Figure 5(a) shows the locations of the simulated targets, where the distances between two adjacent targets along the range and azimuth directions are, respectively, 400 and 300 m. Figure 5(b) represents the contours of the final imaging result. The dynamic range shown in this picture is 30 dB. In order to further evaluate the imaging quality, Figs. 5(c) and 5(d) present the impulse profiles of the target P9 in the azimuth and range directions, respectively. The peak sidelobe ratio (PSLR) of the azimuth profile is , and the integrated sidelobe ratio (ISLR) is . The PSLR of the range profile is , and the ISLR is . More image quality parameters are listed in Table 2. The ideal impulse response width (IRWs) of the azimuth and range are 6.04 and 1.52 ceils (or samples), respectively. We can find that all the targets are well focused.
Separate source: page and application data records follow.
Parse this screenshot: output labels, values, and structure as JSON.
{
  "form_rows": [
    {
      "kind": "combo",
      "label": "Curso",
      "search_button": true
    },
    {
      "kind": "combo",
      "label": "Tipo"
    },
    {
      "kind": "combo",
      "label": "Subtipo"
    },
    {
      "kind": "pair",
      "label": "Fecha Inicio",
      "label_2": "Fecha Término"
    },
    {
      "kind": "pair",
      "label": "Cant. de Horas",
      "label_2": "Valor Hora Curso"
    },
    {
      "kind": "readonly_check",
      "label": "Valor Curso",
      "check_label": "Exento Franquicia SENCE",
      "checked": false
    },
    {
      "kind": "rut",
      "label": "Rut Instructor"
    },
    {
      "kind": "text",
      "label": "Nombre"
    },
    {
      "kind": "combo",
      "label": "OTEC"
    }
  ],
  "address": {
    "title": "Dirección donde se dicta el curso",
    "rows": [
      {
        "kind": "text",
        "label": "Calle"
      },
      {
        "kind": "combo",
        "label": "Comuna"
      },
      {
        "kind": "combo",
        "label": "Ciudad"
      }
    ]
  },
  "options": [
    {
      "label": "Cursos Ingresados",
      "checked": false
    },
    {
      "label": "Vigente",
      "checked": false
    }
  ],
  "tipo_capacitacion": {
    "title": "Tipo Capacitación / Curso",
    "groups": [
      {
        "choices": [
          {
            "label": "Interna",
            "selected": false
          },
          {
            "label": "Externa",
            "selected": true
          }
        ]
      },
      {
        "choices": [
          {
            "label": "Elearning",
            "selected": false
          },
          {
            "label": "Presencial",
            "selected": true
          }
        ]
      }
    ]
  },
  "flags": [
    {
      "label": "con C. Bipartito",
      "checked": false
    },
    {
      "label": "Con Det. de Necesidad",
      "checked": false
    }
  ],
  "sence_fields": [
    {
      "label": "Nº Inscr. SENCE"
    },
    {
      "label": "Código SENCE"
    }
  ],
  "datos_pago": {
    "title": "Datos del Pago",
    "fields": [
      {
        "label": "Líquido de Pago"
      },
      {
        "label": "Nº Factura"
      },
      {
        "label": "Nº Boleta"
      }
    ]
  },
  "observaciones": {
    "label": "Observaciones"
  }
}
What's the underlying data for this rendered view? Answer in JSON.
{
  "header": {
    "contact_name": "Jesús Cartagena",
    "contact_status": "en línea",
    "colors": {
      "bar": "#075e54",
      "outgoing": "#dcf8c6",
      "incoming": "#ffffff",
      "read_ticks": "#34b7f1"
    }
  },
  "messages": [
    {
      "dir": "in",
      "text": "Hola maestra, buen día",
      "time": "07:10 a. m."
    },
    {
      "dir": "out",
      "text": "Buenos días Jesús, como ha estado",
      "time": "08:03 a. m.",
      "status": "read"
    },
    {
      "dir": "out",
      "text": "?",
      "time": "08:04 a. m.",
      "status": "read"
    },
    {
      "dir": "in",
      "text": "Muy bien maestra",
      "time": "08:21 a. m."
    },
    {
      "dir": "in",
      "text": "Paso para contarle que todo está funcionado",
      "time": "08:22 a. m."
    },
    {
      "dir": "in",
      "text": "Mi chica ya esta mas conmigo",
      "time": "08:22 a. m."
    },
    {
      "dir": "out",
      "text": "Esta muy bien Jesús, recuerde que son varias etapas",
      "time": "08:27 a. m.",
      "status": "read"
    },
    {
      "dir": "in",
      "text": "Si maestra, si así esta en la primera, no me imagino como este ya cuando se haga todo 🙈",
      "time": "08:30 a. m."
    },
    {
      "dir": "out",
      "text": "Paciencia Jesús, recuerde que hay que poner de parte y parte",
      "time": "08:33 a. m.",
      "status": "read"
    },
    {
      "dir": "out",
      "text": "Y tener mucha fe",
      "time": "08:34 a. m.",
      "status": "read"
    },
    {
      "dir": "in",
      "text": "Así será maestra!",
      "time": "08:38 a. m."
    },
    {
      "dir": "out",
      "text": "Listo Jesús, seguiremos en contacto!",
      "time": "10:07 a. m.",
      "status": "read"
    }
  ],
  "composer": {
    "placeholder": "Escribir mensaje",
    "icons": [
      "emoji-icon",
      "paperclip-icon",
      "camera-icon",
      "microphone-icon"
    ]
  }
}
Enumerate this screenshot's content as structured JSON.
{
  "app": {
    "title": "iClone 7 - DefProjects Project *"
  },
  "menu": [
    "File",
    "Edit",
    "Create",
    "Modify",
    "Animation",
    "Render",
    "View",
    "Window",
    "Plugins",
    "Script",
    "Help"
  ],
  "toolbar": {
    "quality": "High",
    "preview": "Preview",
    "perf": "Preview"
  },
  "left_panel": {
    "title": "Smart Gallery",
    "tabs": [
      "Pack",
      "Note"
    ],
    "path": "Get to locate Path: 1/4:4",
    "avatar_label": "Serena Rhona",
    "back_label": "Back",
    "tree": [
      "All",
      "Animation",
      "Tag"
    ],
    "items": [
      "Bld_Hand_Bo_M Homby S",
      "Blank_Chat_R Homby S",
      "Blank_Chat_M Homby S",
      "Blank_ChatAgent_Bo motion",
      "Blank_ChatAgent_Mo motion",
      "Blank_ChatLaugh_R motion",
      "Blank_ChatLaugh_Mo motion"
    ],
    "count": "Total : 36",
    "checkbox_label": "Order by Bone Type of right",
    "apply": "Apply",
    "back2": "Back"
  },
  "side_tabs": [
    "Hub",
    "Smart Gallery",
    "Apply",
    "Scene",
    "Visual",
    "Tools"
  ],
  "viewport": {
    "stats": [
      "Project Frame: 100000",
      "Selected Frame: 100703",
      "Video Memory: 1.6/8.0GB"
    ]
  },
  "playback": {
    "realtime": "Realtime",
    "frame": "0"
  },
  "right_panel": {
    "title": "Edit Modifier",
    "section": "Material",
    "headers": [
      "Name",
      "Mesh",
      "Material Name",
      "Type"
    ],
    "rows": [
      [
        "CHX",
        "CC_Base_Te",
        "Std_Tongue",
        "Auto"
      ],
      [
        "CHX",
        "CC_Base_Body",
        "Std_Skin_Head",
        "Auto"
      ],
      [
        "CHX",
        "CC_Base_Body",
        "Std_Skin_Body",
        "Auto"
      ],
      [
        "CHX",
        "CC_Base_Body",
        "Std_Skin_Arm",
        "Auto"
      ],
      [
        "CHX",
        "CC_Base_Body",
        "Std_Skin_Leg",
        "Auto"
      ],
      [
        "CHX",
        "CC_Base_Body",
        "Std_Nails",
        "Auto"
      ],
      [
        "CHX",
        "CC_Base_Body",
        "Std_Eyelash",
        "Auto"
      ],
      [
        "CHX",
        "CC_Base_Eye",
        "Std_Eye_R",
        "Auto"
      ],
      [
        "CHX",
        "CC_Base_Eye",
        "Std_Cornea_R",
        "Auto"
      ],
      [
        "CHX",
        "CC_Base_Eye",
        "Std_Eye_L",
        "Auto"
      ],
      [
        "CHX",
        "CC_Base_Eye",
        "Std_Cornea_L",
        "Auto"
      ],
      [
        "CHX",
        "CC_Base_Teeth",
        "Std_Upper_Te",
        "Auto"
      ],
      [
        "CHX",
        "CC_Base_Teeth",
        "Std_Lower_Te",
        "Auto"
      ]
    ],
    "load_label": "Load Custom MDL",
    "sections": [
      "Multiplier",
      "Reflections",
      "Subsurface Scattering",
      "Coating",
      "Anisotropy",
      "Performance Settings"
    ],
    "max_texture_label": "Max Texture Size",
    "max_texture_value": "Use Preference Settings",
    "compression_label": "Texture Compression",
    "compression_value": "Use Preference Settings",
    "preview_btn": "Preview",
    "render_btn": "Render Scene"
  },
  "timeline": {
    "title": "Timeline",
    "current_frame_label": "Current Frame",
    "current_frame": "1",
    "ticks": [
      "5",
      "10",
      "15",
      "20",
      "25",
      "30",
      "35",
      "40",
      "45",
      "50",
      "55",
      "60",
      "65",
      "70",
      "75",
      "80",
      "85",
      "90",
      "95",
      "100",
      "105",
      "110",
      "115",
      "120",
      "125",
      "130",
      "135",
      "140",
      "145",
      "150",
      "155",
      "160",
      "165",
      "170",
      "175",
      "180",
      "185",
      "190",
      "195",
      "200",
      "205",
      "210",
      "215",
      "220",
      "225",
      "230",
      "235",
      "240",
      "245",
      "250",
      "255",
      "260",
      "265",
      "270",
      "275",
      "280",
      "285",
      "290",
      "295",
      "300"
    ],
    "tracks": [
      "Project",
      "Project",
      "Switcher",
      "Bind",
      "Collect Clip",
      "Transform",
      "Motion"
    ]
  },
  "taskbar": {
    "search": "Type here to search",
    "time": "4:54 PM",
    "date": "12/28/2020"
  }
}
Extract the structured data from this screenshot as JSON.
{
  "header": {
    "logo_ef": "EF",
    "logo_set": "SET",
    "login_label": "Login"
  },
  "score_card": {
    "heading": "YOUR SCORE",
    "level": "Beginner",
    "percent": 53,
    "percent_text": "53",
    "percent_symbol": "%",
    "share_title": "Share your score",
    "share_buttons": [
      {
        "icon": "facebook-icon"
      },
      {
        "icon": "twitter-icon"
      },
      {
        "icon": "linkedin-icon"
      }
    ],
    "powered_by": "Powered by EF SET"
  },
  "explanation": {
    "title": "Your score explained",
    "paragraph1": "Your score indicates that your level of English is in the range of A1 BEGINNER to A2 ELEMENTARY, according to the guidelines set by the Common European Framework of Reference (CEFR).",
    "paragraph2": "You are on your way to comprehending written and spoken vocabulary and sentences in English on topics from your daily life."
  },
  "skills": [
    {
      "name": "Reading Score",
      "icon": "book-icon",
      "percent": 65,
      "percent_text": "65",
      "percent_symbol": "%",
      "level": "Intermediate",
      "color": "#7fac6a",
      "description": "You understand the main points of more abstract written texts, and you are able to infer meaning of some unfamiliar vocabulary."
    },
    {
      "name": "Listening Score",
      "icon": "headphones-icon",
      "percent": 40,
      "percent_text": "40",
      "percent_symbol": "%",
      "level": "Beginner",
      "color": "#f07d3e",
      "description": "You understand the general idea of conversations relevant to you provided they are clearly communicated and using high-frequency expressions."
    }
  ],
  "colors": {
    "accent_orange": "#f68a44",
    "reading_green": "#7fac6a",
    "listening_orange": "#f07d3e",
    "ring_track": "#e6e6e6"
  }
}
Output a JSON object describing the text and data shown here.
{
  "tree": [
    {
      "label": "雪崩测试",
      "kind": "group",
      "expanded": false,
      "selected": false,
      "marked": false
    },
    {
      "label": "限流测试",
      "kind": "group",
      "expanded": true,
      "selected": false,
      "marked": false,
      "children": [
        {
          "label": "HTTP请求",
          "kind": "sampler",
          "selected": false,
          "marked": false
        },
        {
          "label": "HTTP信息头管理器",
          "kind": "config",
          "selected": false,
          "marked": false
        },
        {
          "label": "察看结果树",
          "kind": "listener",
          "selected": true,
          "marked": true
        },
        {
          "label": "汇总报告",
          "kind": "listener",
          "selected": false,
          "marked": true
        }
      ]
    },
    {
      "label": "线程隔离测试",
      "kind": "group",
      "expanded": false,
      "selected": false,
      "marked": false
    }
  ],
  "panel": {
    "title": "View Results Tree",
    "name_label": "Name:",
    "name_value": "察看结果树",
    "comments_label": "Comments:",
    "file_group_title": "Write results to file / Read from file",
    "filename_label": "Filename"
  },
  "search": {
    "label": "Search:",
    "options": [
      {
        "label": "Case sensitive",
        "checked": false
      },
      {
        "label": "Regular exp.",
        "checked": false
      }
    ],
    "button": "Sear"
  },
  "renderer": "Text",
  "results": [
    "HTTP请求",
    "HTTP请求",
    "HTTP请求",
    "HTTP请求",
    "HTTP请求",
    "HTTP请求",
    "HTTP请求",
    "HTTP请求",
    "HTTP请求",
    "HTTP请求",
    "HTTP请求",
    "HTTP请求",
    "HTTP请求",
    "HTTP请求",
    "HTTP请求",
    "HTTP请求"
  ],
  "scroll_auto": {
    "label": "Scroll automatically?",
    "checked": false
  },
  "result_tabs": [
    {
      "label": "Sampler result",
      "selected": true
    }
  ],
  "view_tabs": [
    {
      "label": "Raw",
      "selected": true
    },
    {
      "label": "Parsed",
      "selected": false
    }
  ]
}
Image quality parameters.
|PSLR (dB)||ISLR (dB)||IRW (ceils)||PSLR (dB)||ISLR (dB)||IRW (ceils)|
PSLR, peak sidelobe ratio; ISLR, integrated sidelobe ratio.
A focusing solution for bistatic forward-looking SAR was presented in this paper. First, an MLBF was proposed to obtain the BPTRS. Then, a chirp scaling algorithm based on the BPTRS was derived. Compared to other imaging algorithms, CSA is free of interpolation. Finally, two simulation experiments were carried out to validate the focusing solution. The simulation results showed that the BPTRS obtained by the MLBF was more precise than the LBF and ELBF, and that the focusing capability of the derived CSA is high.
This paper is supported by the PhD programs foundation of Ministry of China (Grant No. 20113219110018), the Ministry Pre-research Foundation (Grant No. 9140A07010713BQ02025), National Natural Science Foundation of China (Grant No. 61302188), and Natural Science Foundation of Jiangsu Province (Grant No. BK20131005).
Chao Ma received his BS degree from Hubei Engineering University, Hubei, China, in 2010. He is currently working toward his PhD degree in information and communication engineering at the Nanjing University of Science and Technology, Jiangsu, China, and is trained in the Institute of Electronic Engineering and Optoelectronic Technology. His research interests include synthetic aperture radar (SAR) signal processing and short-range imaging.
Hong Gu received his MS degree from Nanjing University of Science and Technology, Jiangsu, China, in 1991 and his PhD degree from Xidian University, Shanxi, China, in 1995. He is currently a professor, a Chinese Institute of Electronics senior member, and a member of the radar branch of the Jiangsu Electronic Society. His research interests include noise SAR, radar signal processing and information systems.
Weimin Su received his PhD degree from Nanjing University of Science and Technology, Jiangsu, China, in 1998. He is currently a professor, a senior member of the Chinese Institute of Electronics, a member of the Signal Processing Society of China, and a liaison of Nanjing University of Science and Technology, Jiangsu, China. His research interests include advanced SAR systems and signal processing technology.
Chuanzhong Li received his BS degree from Nanjing University of Science and Technologu, Jiangsu, China, in 2010. He is currently working toward his PhD degree in information and communication engineering at Nanjing University of Science and Technology, Jiangsu, China. His research interests include radar signal processing and noise SAR imaging.
Jinli Chen received his PhD degree from Nanjing University of Science and Technology, Jiangsu, China, in 2010. He is currently working in the Nanjing University of Information Science and Technology as a lecturer. His research interests include multiple input multiple output (MIMO) radar signal processing and high-speed moving target detecting.